    Our take was a very earthy, dirty taste that mellowed as it opened. Great with the meat. I’d be interested in your take if you’ve come across it.

    The next night was tapas and we found a wine from Santorini Argyro Atlantis. 1st Greek wine we’ve had in a long while and a nice light red match for the salads, mussels and chicken livers.


    1. Glad you enjoyed the Rosenblum. A few years ago in California a neighbor recommended it for price and content, and it soon became a favorite. I read about Kent Rosenblum (I believe that was his first name) back then because his story was quite intriguing – he was a vet from Wisconsin who moved out to northern California. He made wines on the side as a hobby while he kept working as a practicing vet. Years passed and the demand grew and finally he worked at winemaking full time. Four or five years ago he then sold his winery for many, many millions – and am not sure what he does now. But the buyers appear to keep to his mantra – that using old vines is best (which basically means utilizing the existing plumbing system to extract flavors from the deep).

      I’ll have to try the Cotes du Rhone you recommended – that’s usually a blend of Syrah, Grenache, and a bit of Mourvedre (and the ratio of Syrah to Grenache can depend on how far south you travel along the Rhone). Some of the Syrah in those Rhones can have a peppery bite that screams to be paired with a good steak. Yeah, the recommendation to have it with fish? A Pinot may even have worked, but not a Big Red.

      Love to hear of your interest in Variety – the key to life (and wine).
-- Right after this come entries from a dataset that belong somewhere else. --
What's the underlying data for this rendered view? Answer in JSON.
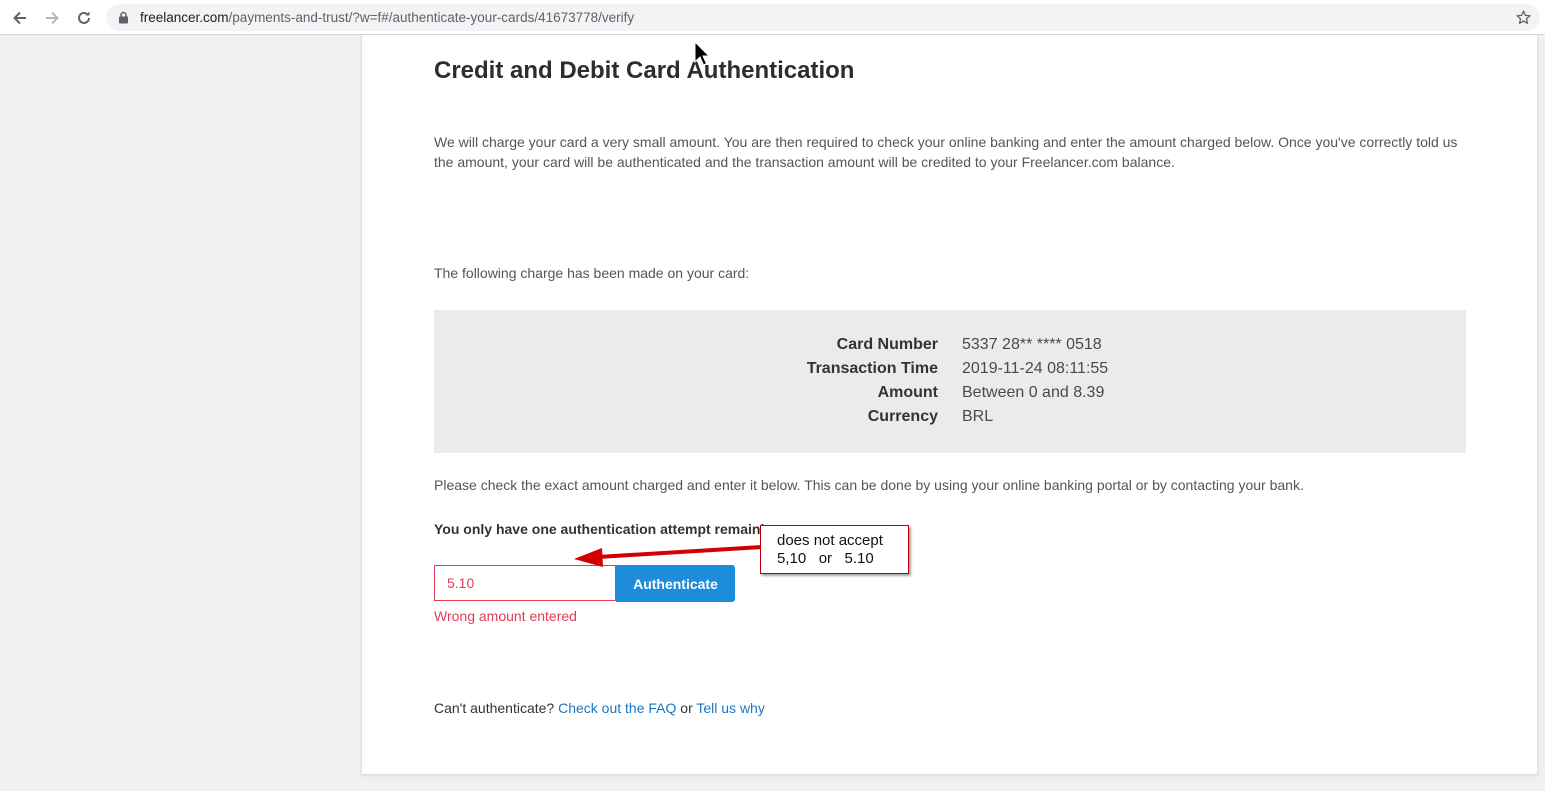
{
  "browser": {
    "url_host": "freelancer.com",
    "url_path": "/payments-and-trust/?w=f#/authenticate-your-cards/41673778/verify"
  },
  "page": {
    "title": "Credit and Debit Card Authentication",
    "intro": "We will charge your card a very small amount. You are then required to check your online banking and enter the amount charged below. Once you've correctly told us the amount, your card will be authenticated and the transaction amount will be credited to your Freelancer.com balance.",
    "charge_intro": "The following charge has been made on your card:",
    "details": [
      {
        "label": "Card Number",
        "value": "5337 28** **** 0518"
      },
      {
        "label": "Transaction Time",
        "value": "2019-11-24 08:11:55"
      },
      {
        "label": "Amount",
        "value": "Between 0 and 8.39"
      },
      {
        "label": "Currency",
        "value": "BRL"
      }
    ],
    "check_text": "Please check the exact amount charged and enter it below. This can be done by using your online banking portal or by contacting your bank.",
    "attempt_text": "You only have one authentication attempt remaining",
    "amount_value": "5.10",
    "authenticate_label": "Authenticate",
    "error_text": "Wrong amount entered",
    "footer": {
      "prefix": "Can't authenticate?",
      "faq_link": "Check out the FAQ",
      "or": "or",
      "tell_link": "Tell us why"
    }
  },
  "annotation": {
    "line1": "does not accept",
    "line2": "5,10   or   5.10"
  }
}
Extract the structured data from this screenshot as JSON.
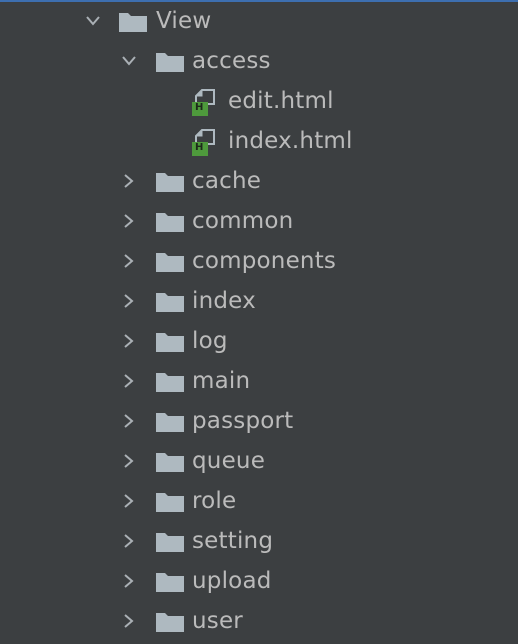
{
  "tree": {
    "root": {
      "label": "View",
      "expanded": true
    },
    "access": {
      "label": "access",
      "expanded": true
    },
    "files": [
      {
        "label": "edit.html",
        "icon": "html-file-icon"
      },
      {
        "label": "index.html",
        "icon": "html-file-icon"
      }
    ],
    "file_badge_letter": "H",
    "folders": [
      {
        "label": "cache"
      },
      {
        "label": "common"
      },
      {
        "label": "components"
      },
      {
        "label": "index"
      },
      {
        "label": "log"
      },
      {
        "label": "main"
      },
      {
        "label": "passport"
      },
      {
        "label": "queue"
      },
      {
        "label": "role"
      },
      {
        "label": "setting"
      },
      {
        "label": "upload"
      },
      {
        "label": "user"
      }
    ]
  },
  "colors": {
    "background": "#3c3f41",
    "text": "#bbbbbb",
    "folder": "#aeb9c0",
    "html_badge": "#4e9a3c",
    "accent_line": "#3d6fb0"
  }
}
      And the Greek? Sounds like a fresh adventure – will give it a try!

      Keep samplin’…

Leave a Reply

Close Menu